**What to work on:**
Would you output each record exactly as it stands?

(Element data from apps and pages)
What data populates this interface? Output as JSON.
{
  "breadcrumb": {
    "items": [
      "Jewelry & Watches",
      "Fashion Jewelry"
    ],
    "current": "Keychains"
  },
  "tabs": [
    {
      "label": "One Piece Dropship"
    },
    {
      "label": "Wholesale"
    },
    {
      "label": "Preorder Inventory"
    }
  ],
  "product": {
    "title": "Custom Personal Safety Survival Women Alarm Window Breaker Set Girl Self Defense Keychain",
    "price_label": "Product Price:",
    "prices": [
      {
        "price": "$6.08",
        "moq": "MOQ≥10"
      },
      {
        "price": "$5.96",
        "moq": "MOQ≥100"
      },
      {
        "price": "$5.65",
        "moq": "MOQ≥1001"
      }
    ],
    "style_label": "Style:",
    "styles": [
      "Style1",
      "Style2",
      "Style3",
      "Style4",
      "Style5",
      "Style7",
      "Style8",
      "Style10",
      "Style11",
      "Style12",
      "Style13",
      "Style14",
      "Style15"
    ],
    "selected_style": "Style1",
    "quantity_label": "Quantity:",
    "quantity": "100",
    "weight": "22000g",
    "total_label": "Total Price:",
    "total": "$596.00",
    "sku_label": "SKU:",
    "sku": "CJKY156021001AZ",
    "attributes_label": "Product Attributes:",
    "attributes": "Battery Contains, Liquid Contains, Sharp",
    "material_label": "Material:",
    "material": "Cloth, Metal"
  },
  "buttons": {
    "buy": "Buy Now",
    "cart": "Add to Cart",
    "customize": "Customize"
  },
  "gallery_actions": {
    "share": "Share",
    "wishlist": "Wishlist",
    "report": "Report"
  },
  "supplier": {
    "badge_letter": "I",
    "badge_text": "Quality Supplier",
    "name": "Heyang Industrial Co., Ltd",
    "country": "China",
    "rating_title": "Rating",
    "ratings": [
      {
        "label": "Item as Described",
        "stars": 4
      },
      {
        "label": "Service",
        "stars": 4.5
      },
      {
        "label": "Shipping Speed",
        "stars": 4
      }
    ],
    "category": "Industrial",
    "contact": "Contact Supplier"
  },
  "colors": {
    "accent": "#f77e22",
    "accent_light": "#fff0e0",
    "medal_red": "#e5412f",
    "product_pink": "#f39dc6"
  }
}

**Written response:**
What data populates this interface? Output as JSON.
{
  "breadcrumb": {
    "items": [
      "Jewelry & Watches",
      "Fashion Jewelry"
    ],
    "current": "Keychains"
  },
  "tabs": [
    {
      "label": "One Piece Dropship"
    },
    {
      "label": "Wholesale"
    },
    {
      "label": "Preorder Inventory"
    }
  ],
  "product": {
    "title": "Custom Personal Safety Survival Women Alarm Window Breaker Set Girl Self Defense Keychain",
    "price_label": "Product Price:",
    "prices": [
      {
        "price": "$6.08",
        "moq": "MOQ≥10"
      },
      {
        "price": "$5.96",
        "moq": "MOQ≥100"
      },
      {
        "price": "$5.65",
        "moq": "MOQ≥1001"
      }
    ],
    "style_label": "Style:",
    "styles": [
      "Style1",
      "Style2",
      "Style3",
      "Style4",
      "Style5",
      "Style7",
      "Style8",
      "Style10",
      "Style11",
      "Style12",
      "Style13",
      "Style14",
      "Style15"
    ],
    "selected_style": "Style1",
    "quantity_label": "Quantity:",
    "quantity": "100",
    "weight": "22000g",
    "total_label": "Total Price:",
    "total": "$596.00",
    "sku_label": "SKU:",
    "sku": "CJKY156021001AZ",
    "attributes_label": "Product Attributes:",
    "attributes": "Battery Contains, Liquid Contains, Sharp",
    "material_label": "Material:",
    "material": "Cloth, Metal"
  },
  "buttons": {
    "buy": "Buy Now",
    "cart": "Add to Cart",
    "customize": "Customize"
  },
  "gallery_actions": {
    "share": "Share",
    "wishlist": "Wishlist",
    "report": "Report"
  },
  "supplier": {
    "badge_letter": "I",
    "badge_text": "Quality Supplier",
    "name": "Heyang Industrial Co., Ltd",
    "country": "China",
    "rating_title": "Rating",
    "ratings": [
      {
        "label": "Item as Described",
        "stars": 4
      },
      {
        "label": "Service",
        "stars": 4.5
      },
      {
        "label": "Shipping Speed",
        "stars": 4
      }
    ],
    "category": "Industrial",
    "contact": "Contact Supplier"
  },
  "colors": {
    "accent": "#f77e22",
    "accent_light": "#fff0e0",
    "medal_red": "#e5412f",
    "product_pink": "#f39dc6"
  }
}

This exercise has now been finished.